– Responding to Needs & Opportunities –
In 2014, The Gracie Center received a $1,824 Community Needs Grant, a grant program of the Foundation, for the creation of job boxes. Job boxes assist with skill development for participants in the areas of vocational, recreation, and life skills.
Over the next two years as the Gracie Center continued to grow, so did the desire for additional vocational training. In 2015, a $5,000 Community Needs Grant helped purchase a trailer and start-up materials for a vocational training concession stand, today known as the PopUp Shop.
The PopUp Shop made its first appearance on May 3, 2016, during the “Sycamore Depot Light Show” at the Community Foundation. Since this first event, the vocational venture has taken off. The PopUp Shop now includes five popcorn flavors and with increased offerings at the concession stand for added variety. Popcorn sales during events are at a record high, including pre-popped bags for larger events. To date there are eight Gracie Center “CREW” members who regularly engage in the vocational training concession stand.
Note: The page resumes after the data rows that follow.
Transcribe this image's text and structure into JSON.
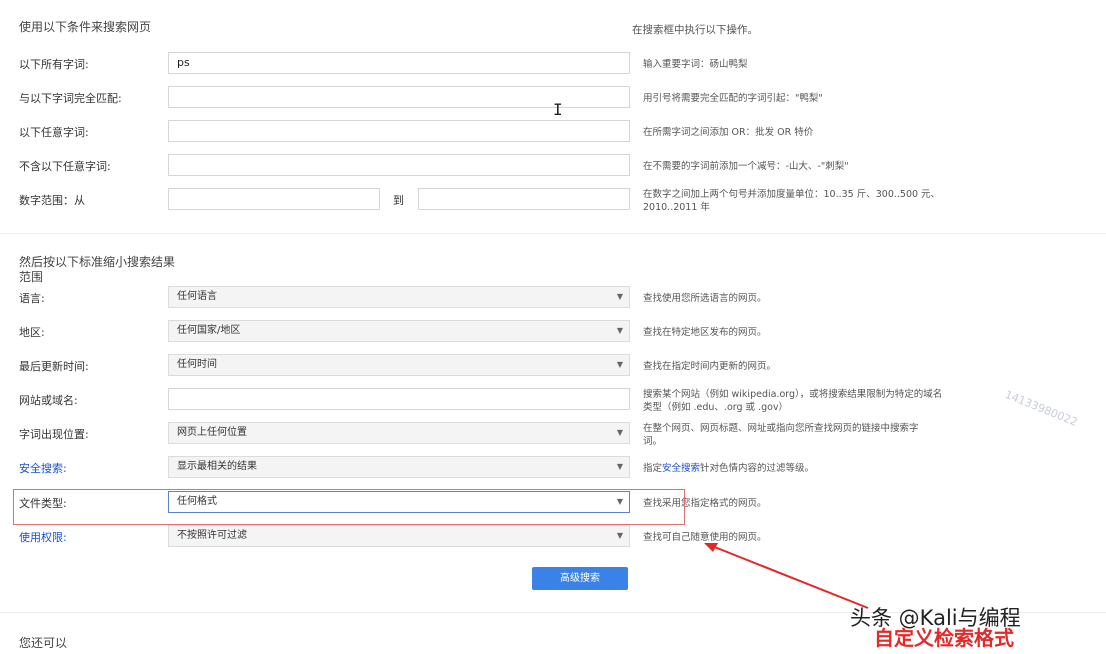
{
  "section1": {
    "title": "使用以下条件来搜索网页",
    "right_header": "在搜索框中执行以下操作。",
    "rows": [
      {
        "label": "以下所有字词:",
        "value": "ps",
        "hint": "输入重要字词：砀山鸭梨"
      },
      {
        "label": "与以下字词完全匹配:",
        "value": "",
        "hint": "用引号将需要完全匹配的字词引起：\"鸭梨\""
      },
      {
        "label": "以下任意字词:",
        "value": "",
        "hint": "在所需字词之间添加 OR：批发 OR 特价"
      },
      {
        "label": "不含以下任意字词:",
        "value": "",
        "hint": "在不需要的字词前添加一个减号：-山大、-\"刺梨\""
      },
      {
        "label": "数字范围：从",
        "to_label": "到",
        "value": "",
        "hint": "在数字之间加上两个句号并添加度量单位：10..35 斤、300..500 元、2010..2011 年"
      }
    ]
  },
  "section2": {
    "title": "然后按以下标准缩小搜索结果范围",
    "rows": [
      {
        "label": "语言:",
        "value": "任何语言",
        "hint": "查找使用您所选语言的网页。"
      },
      {
        "label": "地区:",
        "value": "任何国家/地区",
        "hint": "查找在特定地区发布的网页。"
      },
      {
        "label": "最后更新时间:",
        "value": "任何时间",
        "hint": "查找在指定时间内更新的网页。"
      },
      {
        "label": "网站或域名:",
        "value": "",
        "hint": "搜索某个网站（例如 wikipedia.org），或将搜索结果限制为特定的域名类型（例如 .edu、.org 或 .gov）"
      },
      {
        "label": "字词出现位置:",
        "value": "网页上任何位置",
        "hint": "在整个网页、网页标题、网址或指向您所查找网页的链接中搜索字词。"
      },
      {
        "label": "安全搜索:",
        "value": "显示最相关的结果",
        "hint_prefix": "指定",
        "hint_link": "安全搜索",
        "hint_suffix": "针对色情内容的过滤等级。"
      },
      {
        "label": "文件类型:",
        "value": "任何格式",
        "hint": "查找采用您指定格式的网页。"
      },
      {
        "label": "使用权限:",
        "value": "不按照许可过滤",
        "hint": "查找可自己随意使用的网页。"
      }
    ],
    "submit_label": "高级搜索"
  },
  "bottom_title": "您还可以",
  "watermark": "14133980022",
  "brand_text": "头条 @Kali与编程",
  "annotation_text": "自定义检索格式",
  "accent_color": "#3b82e8",
  "annotation_color": "#e52828"
}
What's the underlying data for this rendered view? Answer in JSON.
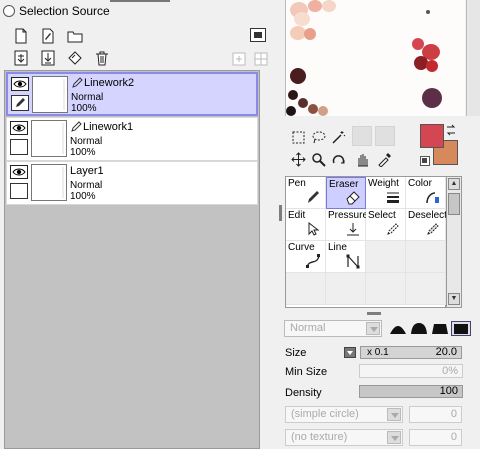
{
  "selection_source": {
    "label": "Selection Source"
  },
  "layers": [
    {
      "name": "Linework2",
      "mode": "Normal",
      "opacity": "100%",
      "selected": true
    },
    {
      "name": "Linework1",
      "mode": "Normal",
      "opacity": "100%",
      "selected": false
    },
    {
      "name": "Layer1",
      "mode": "Normal",
      "opacity": "100%",
      "selected": false
    }
  ],
  "colors": {
    "foreground": "#d44652",
    "background": "#d68a5c",
    "selection": "#d4d4ff"
  },
  "brush_tools": [
    {
      "label": "Pen",
      "icon": "pen-icon"
    },
    {
      "label": "Eraser",
      "icon": "eraser-icon",
      "selected": true
    },
    {
      "label": "Weight",
      "icon": "weight-icon"
    },
    {
      "label": "Color",
      "icon": "color-icon"
    },
    {
      "label": "Edit",
      "icon": "edit-icon"
    },
    {
      "label": "Pressure",
      "icon": "pressure-icon"
    },
    {
      "label": "Select",
      "icon": "select-icon"
    },
    {
      "label": "Deselect",
      "icon": "deselect-icon"
    },
    {
      "label": "Curve",
      "icon": "curve-icon"
    },
    {
      "label": "Line",
      "icon": "line-icon"
    }
  ],
  "brush_props": {
    "blend_mode": "Normal",
    "size_label": "Size",
    "size_multiplier": "x 0.1",
    "size_value": "20.0",
    "min_size_label": "Min Size",
    "min_size_value": "0%",
    "density_label": "Density",
    "density_value": "100",
    "shape": "(simple circle)",
    "shape_value": "0",
    "texture": "(no texture)",
    "texture_value": "0"
  }
}
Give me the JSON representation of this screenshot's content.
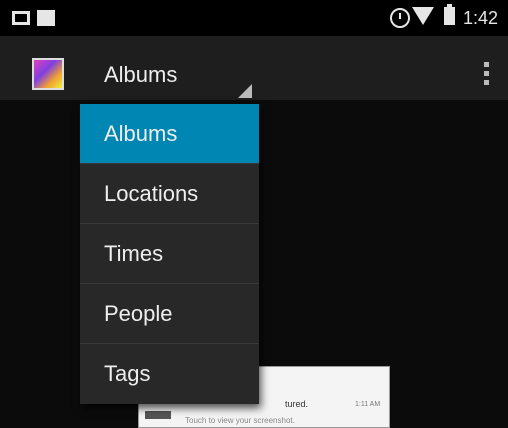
{
  "status_bar": {
    "time": "1:42",
    "icons": [
      "image-notification-icon",
      "square-notification-icon",
      "alarm-icon",
      "wifi-icon",
      "battery-icon"
    ]
  },
  "action_bar": {
    "title": "Albums",
    "app_icon": "gallery-app-icon",
    "overflow_icon": "overflow-menu-icon"
  },
  "dropdown": {
    "items": [
      {
        "label": "Albums",
        "selected": true
      },
      {
        "label": "Locations",
        "selected": false
      },
      {
        "label": "Times",
        "selected": false
      },
      {
        "label": "People",
        "selected": false
      },
      {
        "label": "Tags",
        "selected": false
      }
    ],
    "selected_color": "#0086b3"
  },
  "thumbnail": {
    "line1": "tured.",
    "time": "1:11 AM",
    "line2": "Touch to view your screenshot."
  }
}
Through The Gracie Center, Grace and young adults alike, enjoy a life full of opportunity. “We greatly appreciate the Community Foundation (donors) for all their support in helping us become who we are today. The grants awarded have helped us not only build the PopUp Shop, but also the skills the CREW members need to work in the shop,” said Gracie Center Program Director Julie Craig. “Thank you for all you are doing for the community!”
– Giving Where It’s Needed Most –
There are a variety of ways to be a philanthropist in DeKalb County. If “giving where it’s needed most” inspires you, consider making a gift to an existing undesignated fund or start one of your own. If you have questions, wish to make a donation, or want to discuss your own ideas of philanthropy, we’re here to help! Please contact Executive Director Dan Templin at 815-748-5383 or email@example.com.
Helping today…Shaping tomorrow.